He was just Greg. He had no pretenses – ever.
I started asking people around the office the other day – I said, “so what’s your favorite memory of Greg?” And a little bit surprising to me was something that they remember most was his salty humor. For some of those in the room. I think it wasn’t for all of them, because Greg knew his audience really well, and for those that appreciated it, he could play with the best of them. Whether it was turning off your office lights, flipping you off, telling you you were terrible things, you couldn’t help but burst out in laughter, and just love his uncontrolled joy in those moments, and you shared with them.
He never ceased to amaze me. He was beyond entertaining – I think he was enthralling. He captured our attention and our hearts all at the same time. So my heart goes out to Alysoun and to all of us here today. I really struggle with the events. Particularly with the accident and it all. He gave us so much, and he had so much more to give.
But what gives me some solace is this kooky vacation I took my family on a couple years ago. We were in Mexico and we were trying to understand more of the Mayan culture and the rest, and there were all these gift shops throughout with skulls decorated in all sorts of different ways. Beautiful. So I asked one of the artists – I said, you know, so what’s the fascination with death…and skulls… and art? And he described moments later kind of his own belief his own belief about life, which I find very useful in times like this.

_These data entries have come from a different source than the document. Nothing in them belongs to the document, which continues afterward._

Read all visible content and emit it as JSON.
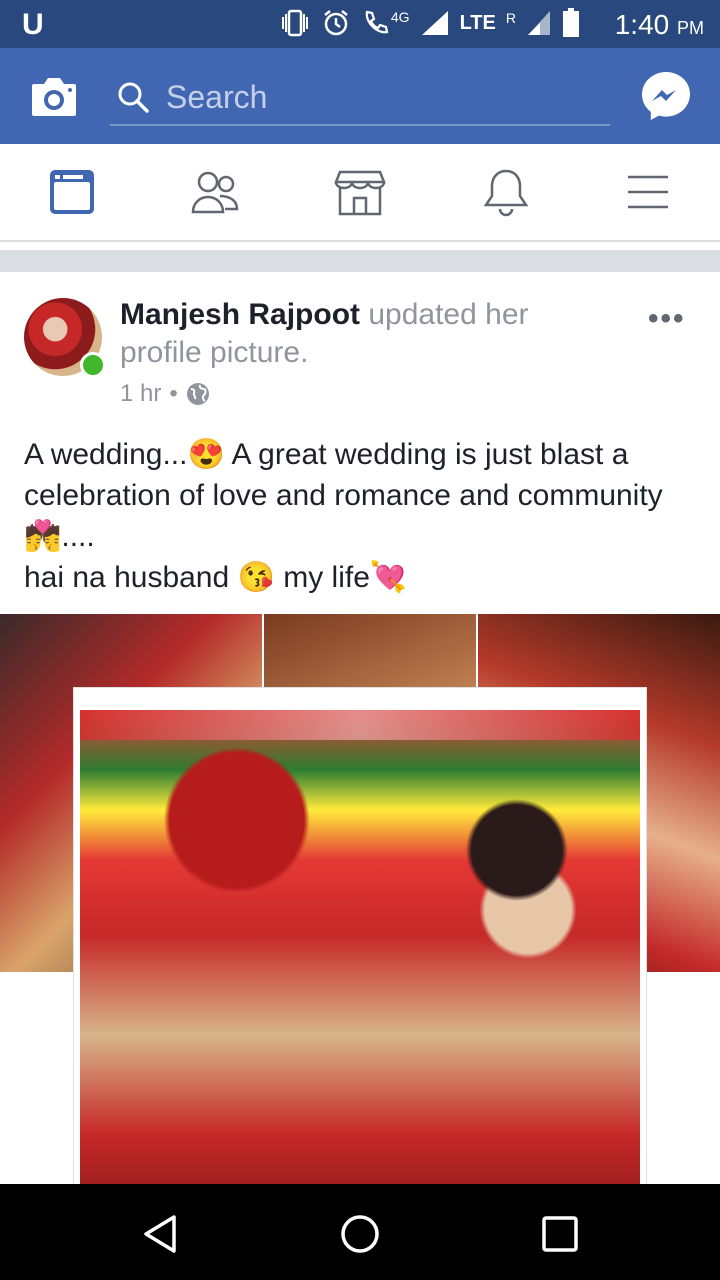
{
  "status_bar": {
    "carrier_glyph": "U",
    "network_label": "4G",
    "lte_label": "LTE",
    "roaming_label": "R",
    "time": "1:40",
    "ampm": "PM"
  },
  "header": {
    "search_placeholder": "Search"
  },
  "nav": {
    "items": [
      "news-feed",
      "friends",
      "marketplace",
      "notifications",
      "menu"
    ]
  },
  "post": {
    "author": "Manjesh Rajpoot",
    "action": "updated her profile picture.",
    "time": "1 hr",
    "separator": "•",
    "more": "•••",
    "text_line1": "A wedding...😍 A great wedding is just blast a celebration of love and romance and community 💏....",
    "text_line2": "hai na husband 😘 my life💘"
  },
  "colors": {
    "status_bar": "#29487d",
    "header": "#4267b2",
    "online": "#42b72a"
  }
}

And for him he said something that beings as we know them have two passings from this world. First they separate from their physical selves. We celebrate and we come together in those moments. He said, but, the more important passing in life is how long are you remembered? How long does that person stay with you?
Greg is off the charts going to have longevity in that regard.
For me, I won’t forget Greg, or the time we shared. I doubt you will, either. With each memory I’ll feel the same warmth, the same smile that he produced in each one of us.
Long live Greg’s memory with each and every one of you. Thank you.